- The problem -
Could you copy every entry exactly, with nothing changed?

(Source data)
◇ ◇ ◇ ◇

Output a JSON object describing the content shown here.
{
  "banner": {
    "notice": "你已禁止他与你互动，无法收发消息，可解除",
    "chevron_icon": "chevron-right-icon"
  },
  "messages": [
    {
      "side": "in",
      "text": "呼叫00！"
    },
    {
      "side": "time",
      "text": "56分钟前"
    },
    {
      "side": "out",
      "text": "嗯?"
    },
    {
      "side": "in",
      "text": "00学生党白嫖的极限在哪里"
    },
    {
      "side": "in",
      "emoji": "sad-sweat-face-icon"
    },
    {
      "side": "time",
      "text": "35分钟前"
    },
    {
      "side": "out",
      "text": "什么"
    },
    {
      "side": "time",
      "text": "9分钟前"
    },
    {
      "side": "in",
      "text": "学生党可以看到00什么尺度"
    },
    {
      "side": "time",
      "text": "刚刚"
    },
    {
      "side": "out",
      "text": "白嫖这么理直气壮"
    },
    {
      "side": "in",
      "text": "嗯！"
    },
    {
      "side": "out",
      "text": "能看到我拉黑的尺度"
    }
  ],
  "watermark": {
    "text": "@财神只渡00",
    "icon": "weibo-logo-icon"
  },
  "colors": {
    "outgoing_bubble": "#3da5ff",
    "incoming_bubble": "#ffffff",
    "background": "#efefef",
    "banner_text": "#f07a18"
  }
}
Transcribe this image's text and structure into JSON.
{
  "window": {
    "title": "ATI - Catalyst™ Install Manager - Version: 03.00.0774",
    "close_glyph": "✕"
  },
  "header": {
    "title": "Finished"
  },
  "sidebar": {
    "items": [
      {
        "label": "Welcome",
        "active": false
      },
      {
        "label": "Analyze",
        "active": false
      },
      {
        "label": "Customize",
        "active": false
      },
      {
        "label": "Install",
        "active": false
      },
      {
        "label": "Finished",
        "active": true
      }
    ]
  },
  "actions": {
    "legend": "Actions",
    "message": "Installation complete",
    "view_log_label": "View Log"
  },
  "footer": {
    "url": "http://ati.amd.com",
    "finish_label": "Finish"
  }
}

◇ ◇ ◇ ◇

- Written response -
Output a JSON object describing the content shown here.
{
  "banner": {
    "notice": "你已禁止他与你互动，无法收发消息，可解除",
    "chevron_icon": "chevron-right-icon"
  },
  "messages": [
    {
      "side": "in",
      "text": "呼叫00！"
    },
    {
      "side": "time",
      "text": "56分钟前"
    },
    {
      "side": "out",
      "text": "嗯?"
    },
    {
      "side": "in",
      "text": "00学生党白嫖的极限在哪里"
    },
    {
      "side": "in",
      "emoji": "sad-sweat-face-icon"
    },
    {
      "side": "time",
      "text": "35分钟前"
    },
    {
      "side": "out",
      "text": "什么"
    },
    {
      "side": "time",
      "text": "9分钟前"
    },
    {
      "side": "in",
      "text": "学生党可以看到00什么尺度"
    },
    {
      "side": "time",
      "text": "刚刚"
    },
    {
      "side": "out",
      "text": "白嫖这么理直气壮"
    },
    {
      "side": "in",
      "text": "嗯！"
    },
    {
      "side": "out",
      "text": "能看到我拉黑的尺度"
    }
  ],
  "watermark": {
    "text": "@财神只渡00",
    "icon": "weibo-logo-icon"
  },
  "colors": {
    "outgoing_bubble": "#3da5ff",
    "incoming_bubble": "#ffffff",
    "background": "#efefef",
    "banner_text": "#f07a18"
  }
}
Transcribe this image's text and structure into JSON.
{
  "window": {
    "title": "ATI - Catalyst™ Install Manager - Version: 03.00.0774",
    "close_glyph": "✕"
  },
  "header": {
    "title": "Finished"
  },
  "sidebar": {
    "items": [
      {
        "label": "Welcome",
        "active": false
      },
      {
        "label": "Analyze",
        "active": false
      },
      {
        "label": "Customize",
        "active": false
      },
      {
        "label": "Install",
        "active": false
      },
      {
        "label": "Finished",
        "active": true
      }
    ]
  },
  "actions": {
    "legend": "Actions",
    "message": "Installation complete",
    "view_log_label": "View Log"
  },
  "footer": {
    "url": "http://ati.amd.com",
    "finish_label": "Finish"
  }
}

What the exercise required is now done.